- _TRY IT_
What you return must match the records exactly.

- _Dataset excerpts_
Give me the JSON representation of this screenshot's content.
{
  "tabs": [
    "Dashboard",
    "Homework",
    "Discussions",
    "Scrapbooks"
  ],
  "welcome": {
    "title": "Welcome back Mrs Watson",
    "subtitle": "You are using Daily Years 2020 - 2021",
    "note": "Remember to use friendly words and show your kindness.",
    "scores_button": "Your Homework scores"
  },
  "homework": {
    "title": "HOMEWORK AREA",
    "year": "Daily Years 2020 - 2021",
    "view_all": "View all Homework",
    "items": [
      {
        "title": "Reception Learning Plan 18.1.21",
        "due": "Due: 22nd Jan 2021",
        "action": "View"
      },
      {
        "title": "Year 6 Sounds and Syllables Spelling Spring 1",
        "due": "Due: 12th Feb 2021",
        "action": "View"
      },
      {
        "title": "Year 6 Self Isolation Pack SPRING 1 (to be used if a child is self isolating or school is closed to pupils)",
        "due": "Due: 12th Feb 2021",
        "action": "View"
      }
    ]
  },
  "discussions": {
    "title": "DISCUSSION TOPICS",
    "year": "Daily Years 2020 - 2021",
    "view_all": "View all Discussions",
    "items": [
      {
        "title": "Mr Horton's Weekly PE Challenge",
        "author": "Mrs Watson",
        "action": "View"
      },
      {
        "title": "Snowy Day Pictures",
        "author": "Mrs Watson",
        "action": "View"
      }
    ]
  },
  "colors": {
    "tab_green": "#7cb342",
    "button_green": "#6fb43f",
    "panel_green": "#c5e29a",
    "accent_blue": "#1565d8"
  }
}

- _RESULT FOR THIS TASK_
Give me the JSON representation of this screenshot's content.
{
  "tabs": [
    "Dashboard",
    "Homework",
    "Discussions",
    "Scrapbooks"
  ],
  "welcome": {
    "title": "Welcome back Mrs Watson",
    "subtitle": "You are using Daily Years 2020 - 2021",
    "note": "Remember to use friendly words and show your kindness.",
    "scores_button": "Your Homework scores"
  },
  "homework": {
    "title": "HOMEWORK AREA",
    "year": "Daily Years 2020 - 2021",
    "view_all": "View all Homework",
    "items": [
      {
        "title": "Reception Learning Plan 18.1.21",
        "due": "Due: 22nd Jan 2021",
        "action": "View"
      },
      {
        "title": "Year 6 Sounds and Syllables Spelling Spring 1",
        "due": "Due: 12th Feb 2021",
        "action": "View"
      },
      {
        "title": "Year 6 Self Isolation Pack SPRING 1 (to be used if a child is self isolating or school is closed to pupils)",
        "due": "Due: 12th Feb 2021",
        "action": "View"
      }
    ]
  },
  "discussions": {
    "title": "DISCUSSION TOPICS",
    "year": "Daily Years 2020 - 2021",
    "view_all": "View all Discussions",
    "items": [
      {
        "title": "Mr Horton's Weekly PE Challenge",
        "author": "Mrs Watson",
        "action": "View"
      },
      {
        "title": "Snowy Day Pictures",
        "author": "Mrs Watson",
        "action": "View"
      }
    ]
  },
  "colors": {
    "tab_green": "#7cb342",
    "button_green": "#6fb43f",
    "panel_green": "#c5e29a",
    "accent_blue": "#1565d8"
  }
}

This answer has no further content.